#### Records for this task:
--- START ---

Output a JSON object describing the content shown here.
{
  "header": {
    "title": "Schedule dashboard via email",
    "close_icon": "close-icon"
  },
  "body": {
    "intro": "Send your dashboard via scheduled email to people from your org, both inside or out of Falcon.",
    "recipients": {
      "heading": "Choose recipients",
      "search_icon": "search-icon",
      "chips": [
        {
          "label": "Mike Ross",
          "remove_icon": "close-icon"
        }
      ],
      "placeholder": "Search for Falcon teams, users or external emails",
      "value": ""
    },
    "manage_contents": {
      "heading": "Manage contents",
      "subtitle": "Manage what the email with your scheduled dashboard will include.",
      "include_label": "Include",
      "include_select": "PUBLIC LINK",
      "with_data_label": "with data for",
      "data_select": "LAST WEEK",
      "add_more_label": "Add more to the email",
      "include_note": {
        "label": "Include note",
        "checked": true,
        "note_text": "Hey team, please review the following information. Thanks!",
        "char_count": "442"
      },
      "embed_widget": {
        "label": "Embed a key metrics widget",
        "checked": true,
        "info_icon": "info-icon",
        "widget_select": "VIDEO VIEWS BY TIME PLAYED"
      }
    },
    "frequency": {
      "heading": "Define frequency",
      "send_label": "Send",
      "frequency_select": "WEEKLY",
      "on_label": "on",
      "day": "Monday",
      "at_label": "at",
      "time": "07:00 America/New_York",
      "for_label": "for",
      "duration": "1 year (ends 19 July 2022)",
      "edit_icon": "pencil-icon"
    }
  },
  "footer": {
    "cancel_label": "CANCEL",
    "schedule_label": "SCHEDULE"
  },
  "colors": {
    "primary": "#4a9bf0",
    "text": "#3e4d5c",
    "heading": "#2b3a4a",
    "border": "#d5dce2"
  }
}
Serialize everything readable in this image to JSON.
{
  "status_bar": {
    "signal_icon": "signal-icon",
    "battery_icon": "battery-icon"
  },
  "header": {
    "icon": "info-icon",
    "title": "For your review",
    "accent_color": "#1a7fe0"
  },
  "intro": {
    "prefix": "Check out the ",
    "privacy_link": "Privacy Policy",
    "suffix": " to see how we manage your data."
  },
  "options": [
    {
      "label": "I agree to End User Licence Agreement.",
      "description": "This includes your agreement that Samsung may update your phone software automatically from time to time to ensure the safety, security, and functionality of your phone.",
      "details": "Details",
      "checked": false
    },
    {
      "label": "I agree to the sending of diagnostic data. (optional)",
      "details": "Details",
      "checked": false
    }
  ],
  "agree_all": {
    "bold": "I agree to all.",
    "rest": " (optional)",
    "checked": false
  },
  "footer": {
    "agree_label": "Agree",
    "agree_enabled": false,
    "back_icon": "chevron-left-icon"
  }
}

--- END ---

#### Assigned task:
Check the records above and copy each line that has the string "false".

#### Response to the task:
      "checked": false
      "checked": false
    "checked": false
    "agree_enabled": false,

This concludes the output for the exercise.